An illustration of the letter 'A' in a speech bubbles

Atticus does not seem completely surprised to find Dill hiding in his house, and tells the children he needs some food and makes a joke about him needing a bath.  They are not surprised their father would treat Dill respectfully.

When Dill’s mother gets married, he feels abandoned and decides to go back to Maycomb.  The children find him hiding under Scout’s bed.  They know that they can’t just keep his presence a secret, because his parents will be worried about him.  They decide to tell Atticus, and as usual he is aware of the situation and understanding.

When Scout finds Dill under her bed, at first she thinks he is a snake.  Then he tells them a sad tale, of why he had to leave.  Since it is Dill, it involves a whopper about his stepfather tying him up in the basement. 

Atticus responds to the emergency with his usual respectful patience.  The children show maturity in calling for his help, after they have calmed Dill down.

I finally found my voice: “It’s okay, Dill. When he wants you to know somethin‘, he tells you.”

Dill looked at me. “I mean it’s all right,” I said. “You know he wouldn’t bother you, you know you ain’t scared of Atticus.”

“I’m not scared…” Dill muttered.

“Just hungry, I’ll bet.” Atticus’s voice had its usual pleasant dryness. (Ch. 14)

Atticus says Dill needs some real food, asks him to clean up with a joke about soil erosion that Jem explains to him, and says he won’t tell Rachel where Dill is yet.  He knows that Dill will continue to panic until he has had some food and rest. 

Eventually though, the truth about Dill comes out.  He ran away because his parents were ignoring him.

I raised up on my elbow, facing Dill’s outline. “It’s no reason to run off. They don’t get around to doin‘ what they say they’re gonna do half the time…”

“That wasn’t it, he—they just wasn’t interested in me.” (Ch. 14)

Dill had so desperately wanted a family for so long, and especially a father, that when he finally got one he expected the man to live up to his expectations.  Instead, he was disappointed.  The man was much more interested in his mother than him.  As a result, he ran away to Maycomb, where he knew that he was always welcome and wanted.  There, he felt like part of the family.

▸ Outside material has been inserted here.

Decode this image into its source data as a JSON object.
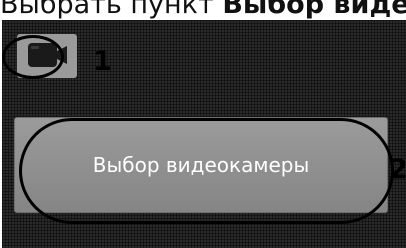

Dill clearly contrasts Atticus with his own stepfather.  Scout reminds him that Atticus is not always there, but it is not the being there that counts.  Atticus clearly cares.  He does not jump to conclusions, and he treats his own children and other children, like Dill, with respect and kindness.  This is what makes Atticus a role model to Dill.


Approved by eNotes Editorial Team
Soaring plane image

We’ll help your grades soar

Start your 48-hour free trial and unlock all the summaries, Q&A, and analyses you need to get better grades now.

  • 30,000+ book summaries
  • 20% study tools discount
  • Ad-free content
  • PDF downloads
  • 300,000+ answers
  • 5-star customer support
Start your 48-Hour Free Trial